That’s the deal that prompted our investigation into this crime. The victim asked us—how does that explosion not warrant jail time? The defendant is getting probation.

The prosecutor said the rationale behind the deal is that the defendant—a man named Don Damuth—had never been in trouble before and was contrite and honest with the police.

He was also drunk which, the law says in these kinds of cases, lessens the intent of the crime, but probation is not what the victims wanted and even the judge had questions about a deal with no jail.

Damuth walked into court followed by Sheriff’s Deputy Robert Davis and his fiance. Their lives came together in the summer of 2020.

The Ring camera in Davis’ neighborhood in Clarkson showed a truck circling his house like it was casing the place.
Then, the explosion happened.

As the fire grew, the same pickup truck put its lights on and tore out of the neighborhood.

When the sun came up, Davis’ truck was destroyed. So with his mother’s car and the front part of his garage. Damuth was arrested 14 months later.

Wednesday he plead guilty to fourth-degree arson and got five years probation and about $50,000 worth of damage he has to pay back. But he stays out of jail.

Brean: "He’s remorseful for what happened?"

Brian Decarolis, defense attorney: "He’s remorseful. He has no criminal history. He’s never been in trouble before."

Brean: "I think the average person would look at video of the explosion and wonder why that action doesn’t warrant some jail time?"

Decarolis: "I guess I’m not directly answering your question by framing it this way but it’s interesting that seasoned investigators from the Monroe County Sheriff’s department—they’ve watched that video. Seasoned, experienced prosecutors from the Monroe County District Attorney’s office have watched that video and they think this is appropriate."

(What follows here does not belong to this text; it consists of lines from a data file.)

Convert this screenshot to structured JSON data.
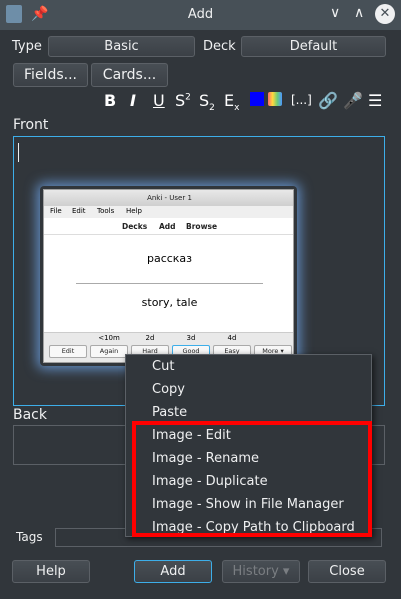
{
  "window": {
    "title": "Add"
  },
  "toolbar": {
    "type_label": "Type",
    "type_value": "Basic",
    "deck_label": "Deck",
    "deck_value": "Default",
    "fields_label": "Fields...",
    "cards_label": "Cards..."
  },
  "format": {
    "bold": "B",
    "italic": "I",
    "underline": "U",
    "superscript": "S",
    "superscript_mark": "2",
    "subscript": "S",
    "subscript_mark": "2",
    "clear": "E",
    "clear_mark": "x",
    "cloze": "[...]",
    "text_color": "#0000ff"
  },
  "fields": {
    "front_label": "Front",
    "back_label": "Back",
    "tags_label": "Tags"
  },
  "embedded_image": {
    "window_title": "Anki - User 1",
    "menu": [
      "File",
      "Edit",
      "Tools",
      "Help"
    ],
    "toolbar": [
      "Decks",
      "Add",
      "Browse"
    ],
    "question": "рассказ",
    "answer": "story, tale",
    "times": [
      "<10m",
      "2d",
      "3d",
      "4d"
    ],
    "buttons": [
      "Edit",
      "Again",
      "Hard",
      "Good",
      "Easy",
      "More ▾"
    ]
  },
  "context_menu": {
    "items": [
      "Cut",
      "Copy",
      "Paste",
      "Image - Edit",
      "Image - Rename",
      "Image - Duplicate",
      "Image - Show in File Manager",
      "Image - Copy Path to Clipboard"
    ]
  },
  "buttons": {
    "help": "Help",
    "add": "Add",
    "history": "History ▾",
    "close": "Close"
  }
}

In court Judge Alex Renzi said he wants victims on board with plea deals which he said is not the case here. Renzi said he is going "along with the plea" because nothing has changed since it was agreed to.

Brean: "So how do you feel right now?"

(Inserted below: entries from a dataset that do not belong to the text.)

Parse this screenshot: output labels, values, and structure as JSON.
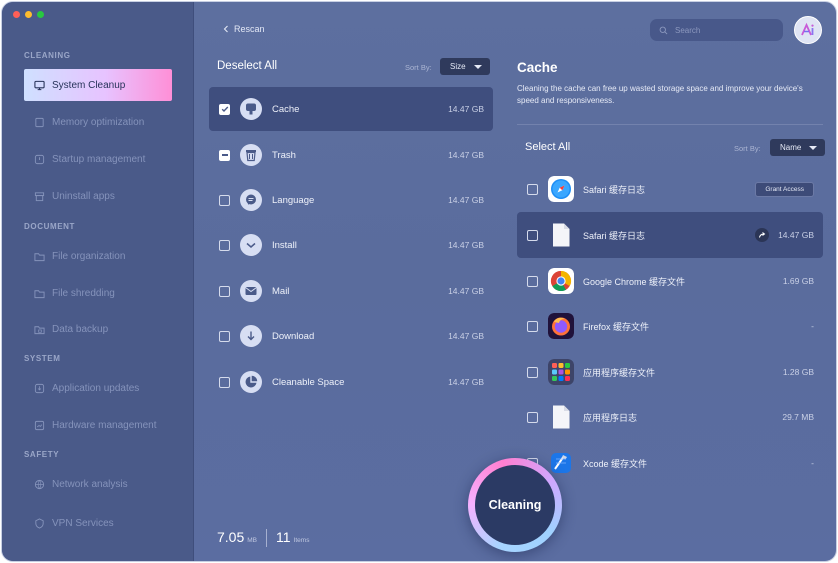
{
  "sidebar": {
    "sections": [
      {
        "title": "CLEANING",
        "items": [
          {
            "label": "System Cleanup",
            "icon": "monitor-icon",
            "active": true
          },
          {
            "label": "Memory optimization",
            "icon": "memory-icon"
          },
          {
            "label": "Startup management",
            "icon": "power-icon"
          },
          {
            "label": "Uninstall apps",
            "icon": "trash-icon"
          }
        ]
      },
      {
        "title": "DOCUMENT",
        "items": [
          {
            "label": "File organization",
            "icon": "folder-icon"
          },
          {
            "label": "File shredding",
            "icon": "folder-shred-icon"
          },
          {
            "label": "Data backup",
            "icon": "folder-backup-icon"
          }
        ]
      },
      {
        "title": "SYSTEM",
        "items": [
          {
            "label": "Application updates",
            "icon": "update-icon"
          },
          {
            "label": "Hardware management",
            "icon": "hardware-icon"
          }
        ]
      },
      {
        "title": "SAFETY",
        "items": [
          {
            "label": "Network analysis",
            "icon": "globe-icon"
          },
          {
            "label": "VPN Services",
            "icon": "vpn-icon"
          }
        ]
      }
    ]
  },
  "middle": {
    "rescan_label": "Rescan",
    "deselect_label": "Deselect All",
    "sort_label": "Sort By:",
    "sort_value": "Size",
    "categories": [
      {
        "name": "Cache",
        "size": "14.47 GB",
        "state": "checked",
        "icon": "cache-icon",
        "active": true
      },
      {
        "name": "Trash",
        "size": "14.47 GB",
        "state": "partial",
        "icon": "trash-bin-icon"
      },
      {
        "name": "Language",
        "size": "14.47 GB",
        "state": "unchecked",
        "icon": "language-icon"
      },
      {
        "name": "Install",
        "size": "14.47 GB",
        "state": "unchecked",
        "icon": "install-icon"
      },
      {
        "name": "Mail",
        "size": "14.47 GB",
        "state": "unchecked",
        "icon": "mail-icon"
      },
      {
        "name": "Download",
        "size": "14.47 GB",
        "state": "unchecked",
        "icon": "download-icon"
      },
      {
        "name": "Cleanable Space",
        "size": "14.47 GB",
        "state": "unchecked",
        "icon": "pie-icon"
      }
    ],
    "summary": {
      "size_value": "7.05",
      "size_unit": "MB",
      "count_value": "11",
      "count_unit": "Items"
    }
  },
  "right": {
    "search_placeholder": "Search",
    "title": "Cache",
    "description": "Cleaning the cache can free up wasted storage space and improve your device's speed and responsiveness.",
    "select_all_label": "Select All",
    "sort_label": "Sort By:",
    "sort_value": "Name",
    "files": [
      {
        "name": "Safari 缓存日志",
        "size": "",
        "action": "Grant Access",
        "icon": "safari-icon"
      },
      {
        "name": "Safari 缓存日志",
        "size": "14.47 GB",
        "share": true,
        "icon": "document-icon",
        "active": true
      },
      {
        "name": "Google Chrome 缓存文件",
        "size": "1.69 GB",
        "icon": "chrome-icon"
      },
      {
        "name": "Firefox 缓存文件",
        "size": "-",
        "icon": "firefox-icon"
      },
      {
        "name": "应用程序缓存文件",
        "size": "1.28 GB",
        "icon": "app-grid-icon"
      },
      {
        "name": "应用程序日志",
        "size": "29.7 MB",
        "icon": "document-icon"
      },
      {
        "name": "Xcode 缓存文件",
        "size": "-",
        "icon": "xcode-icon"
      }
    ]
  },
  "cleaning_button_label": "Cleaning",
  "colors": {
    "window_bg": "#5d6f9f",
    "sidebar_bg": "#4a5a89",
    "active_row": "#3f4e7e",
    "accent_gradient_start": "#cfe0ff",
    "accent_gradient_end": "#ff8fd7",
    "button_bg": "#2b3a64"
  }
}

Robert Davis, MCSO deputy and victim: "Frustrated. I think it’s even clear that Judge Renzi didn’t think the plea was the best option."

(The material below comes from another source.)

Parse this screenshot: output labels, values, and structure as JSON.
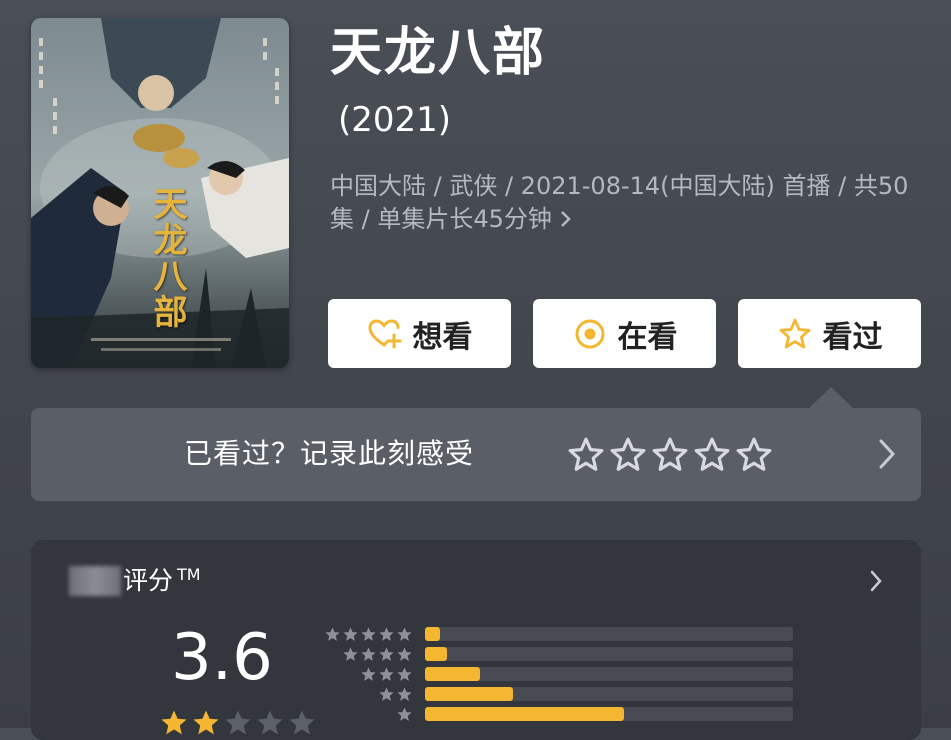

Last month Davis told me his mother, fiancée and their children are affected by the arson to this day. They have trouble sleeping and they’re afraid to be alone.

"But again we’re not talking about physical damage. We’re totally fine with waiving restitution," Davis said. "What we wanted was to be able to go home today and tell our family and our children that he was going to be behind bars and that they were safe. And that’s not going to happen."

The prosecutor declined to talk to me on camera about the plea. When I talked to District Attorney Sandra Doorley in February, she said they consult with victims all the time but base decisions on all the evidence they have. Doorley said this deal is just.